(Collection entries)
+++

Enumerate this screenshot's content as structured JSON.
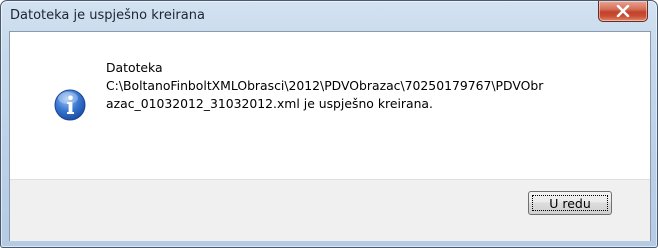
{
  "window": {
    "title": "Datoteka je uspješno kreirana",
    "close_label": "X"
  },
  "message": {
    "line1": "Datoteka",
    "line2": "C:\\BoltanoFinboltXMLObrasci\\2012\\PDVObrazac\\70250179767\\PDVObr",
    "line3": "azac_01032012_31032012.xml je uspješno kreirana."
  },
  "icon": {
    "name": "info-icon",
    "color": "#2a64c5"
  },
  "buttons": {
    "ok_label": "U redu"
  }
}
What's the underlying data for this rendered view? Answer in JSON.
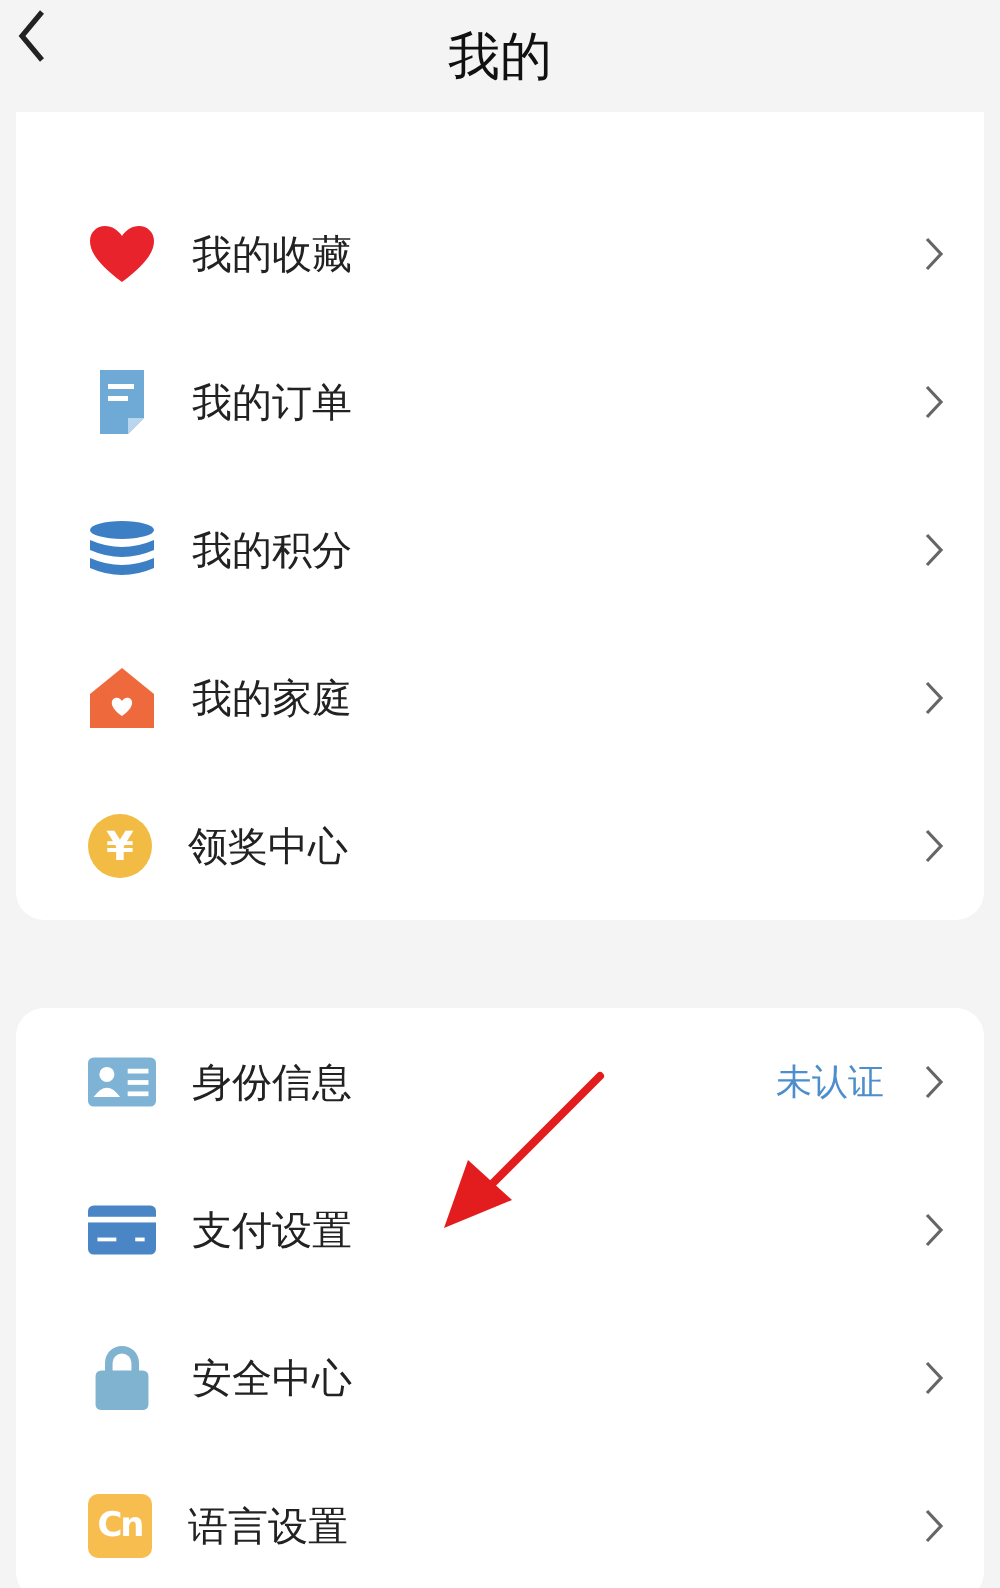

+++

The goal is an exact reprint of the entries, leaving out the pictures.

Enumerate this screenshot's content as structured JSON.
{
  "window": {
    "title": "Datoteka je uspješno kreirana",
    "close_label": "X"
  },
  "message": {
    "line1": "Datoteka",
    "line2": "C:\\BoltanoFinboltXMLObrasci\\2012\\PDVObrazac\\70250179767\\PDVObr",
    "line3": "azac_01032012_31032012.xml je uspješno kreirana."
  },
  "icon": {
    "name": "info-icon",
    "color": "#2a64c5"
  },
  "buttons": {
    "ok_label": "U redu"
  }
}
What's the underlying data for this rendered view? Answer in JSON.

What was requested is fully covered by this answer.